Work instruction:
Read the lines of the data below and retrieve those with "Contact".

Data extracts:
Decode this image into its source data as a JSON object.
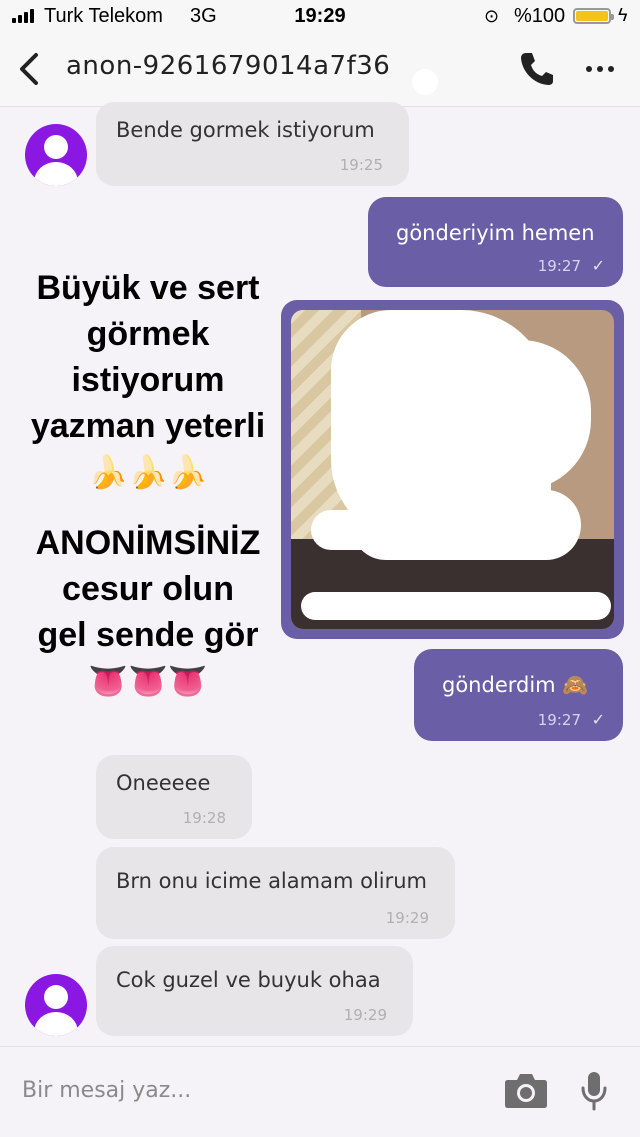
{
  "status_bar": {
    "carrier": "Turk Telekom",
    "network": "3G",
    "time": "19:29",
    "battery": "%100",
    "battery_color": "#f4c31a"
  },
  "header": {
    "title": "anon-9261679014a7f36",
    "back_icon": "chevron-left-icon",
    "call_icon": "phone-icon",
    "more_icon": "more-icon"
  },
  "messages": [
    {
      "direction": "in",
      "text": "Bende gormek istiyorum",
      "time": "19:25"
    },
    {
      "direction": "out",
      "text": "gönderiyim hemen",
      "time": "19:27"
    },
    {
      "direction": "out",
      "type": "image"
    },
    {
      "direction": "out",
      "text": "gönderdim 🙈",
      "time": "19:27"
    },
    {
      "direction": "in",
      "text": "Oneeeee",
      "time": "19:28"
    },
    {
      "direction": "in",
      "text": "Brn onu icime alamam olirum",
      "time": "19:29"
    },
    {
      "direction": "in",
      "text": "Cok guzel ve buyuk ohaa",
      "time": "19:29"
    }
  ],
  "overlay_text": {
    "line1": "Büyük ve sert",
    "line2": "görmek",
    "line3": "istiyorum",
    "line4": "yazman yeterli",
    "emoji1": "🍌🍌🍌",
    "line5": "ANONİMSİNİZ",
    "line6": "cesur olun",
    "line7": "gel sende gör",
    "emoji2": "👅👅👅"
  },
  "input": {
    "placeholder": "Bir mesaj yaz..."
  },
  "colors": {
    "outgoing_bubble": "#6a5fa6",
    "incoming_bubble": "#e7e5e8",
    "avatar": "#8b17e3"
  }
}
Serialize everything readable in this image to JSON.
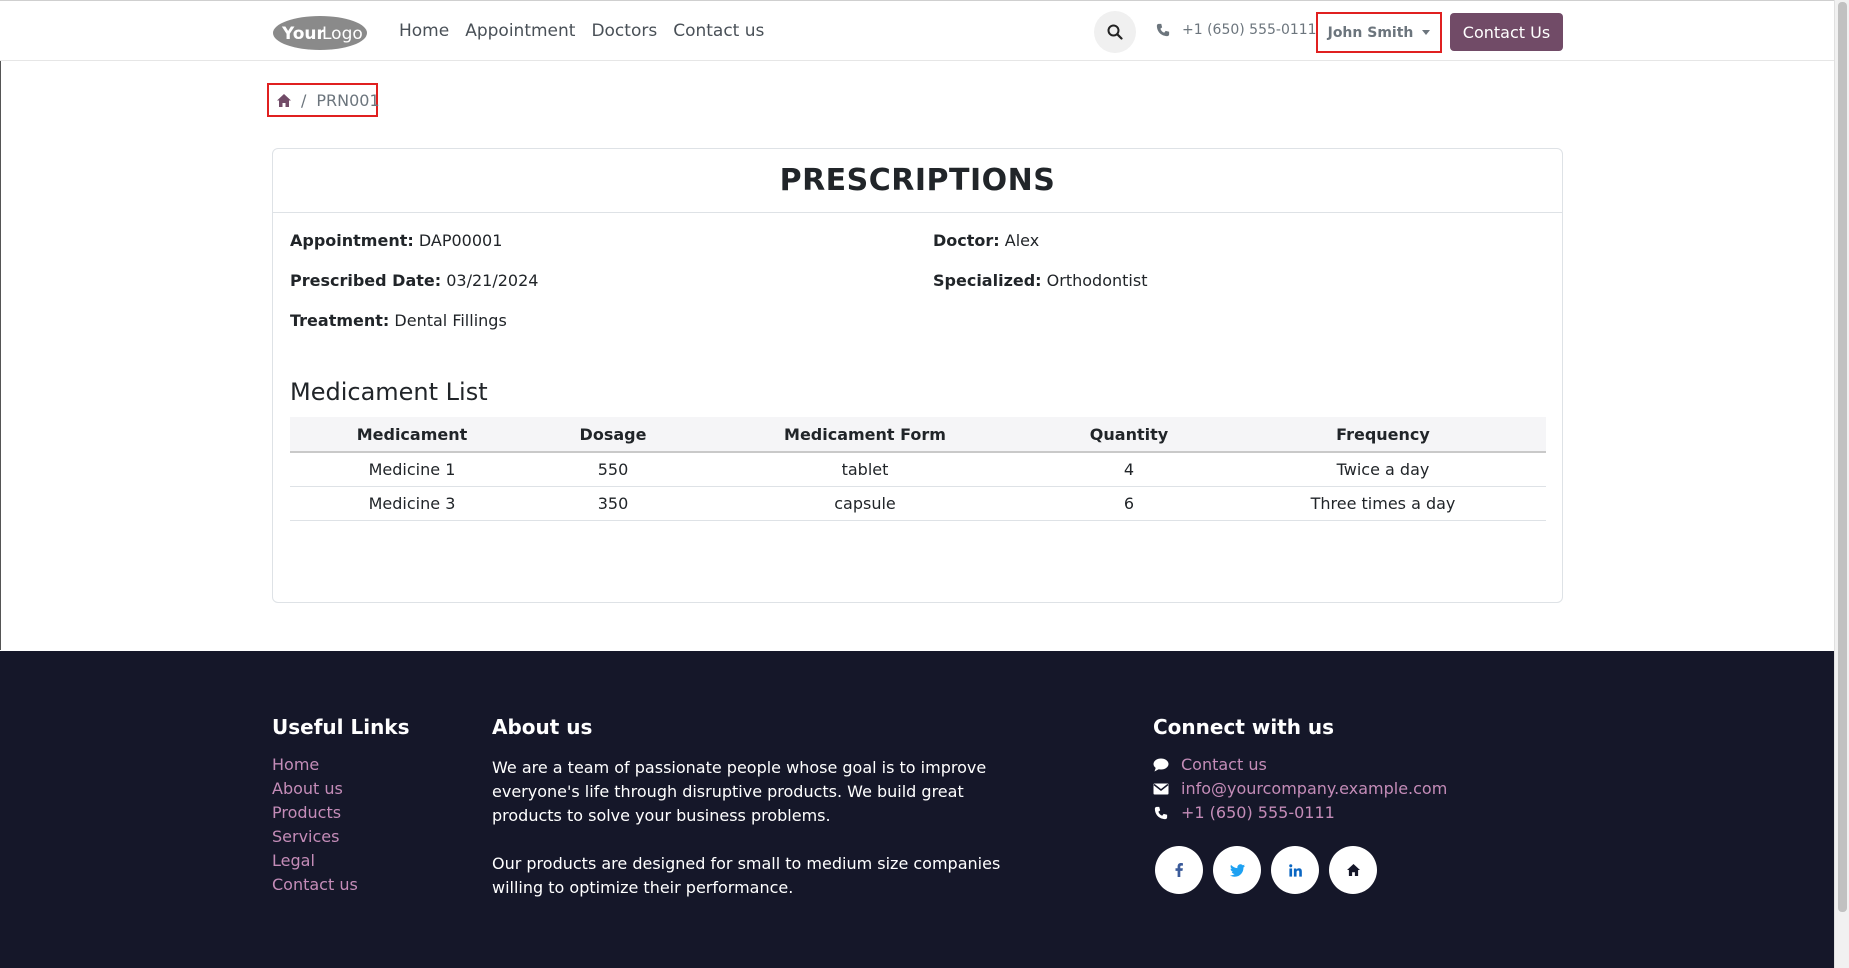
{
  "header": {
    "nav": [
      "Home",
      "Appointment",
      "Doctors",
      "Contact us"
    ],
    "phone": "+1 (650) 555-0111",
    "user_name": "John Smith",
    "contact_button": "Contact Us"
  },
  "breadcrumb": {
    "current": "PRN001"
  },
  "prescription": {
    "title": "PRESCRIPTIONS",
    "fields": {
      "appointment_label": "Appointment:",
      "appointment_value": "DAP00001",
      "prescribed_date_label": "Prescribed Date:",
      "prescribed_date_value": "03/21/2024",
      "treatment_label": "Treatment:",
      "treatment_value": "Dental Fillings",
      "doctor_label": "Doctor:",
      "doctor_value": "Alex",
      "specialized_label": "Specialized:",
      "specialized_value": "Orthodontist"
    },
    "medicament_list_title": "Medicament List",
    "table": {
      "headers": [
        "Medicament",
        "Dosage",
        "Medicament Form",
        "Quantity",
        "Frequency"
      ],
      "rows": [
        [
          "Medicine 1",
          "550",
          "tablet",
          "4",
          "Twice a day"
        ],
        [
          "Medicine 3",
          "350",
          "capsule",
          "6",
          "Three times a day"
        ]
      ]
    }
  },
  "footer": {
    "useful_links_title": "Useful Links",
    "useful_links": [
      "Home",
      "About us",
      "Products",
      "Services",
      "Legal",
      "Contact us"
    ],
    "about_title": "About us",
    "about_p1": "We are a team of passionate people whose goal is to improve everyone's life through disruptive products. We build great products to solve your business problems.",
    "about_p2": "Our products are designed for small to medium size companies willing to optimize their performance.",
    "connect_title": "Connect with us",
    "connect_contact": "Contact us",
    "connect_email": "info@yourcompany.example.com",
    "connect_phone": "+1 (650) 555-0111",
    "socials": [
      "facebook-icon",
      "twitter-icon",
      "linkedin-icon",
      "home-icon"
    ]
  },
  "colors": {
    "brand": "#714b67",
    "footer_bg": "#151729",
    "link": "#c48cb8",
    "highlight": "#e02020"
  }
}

Output below:
      "Contact us"
    "contact_button": "Contact Us"
      "Contact us"
    "connect_contact": "Contact us",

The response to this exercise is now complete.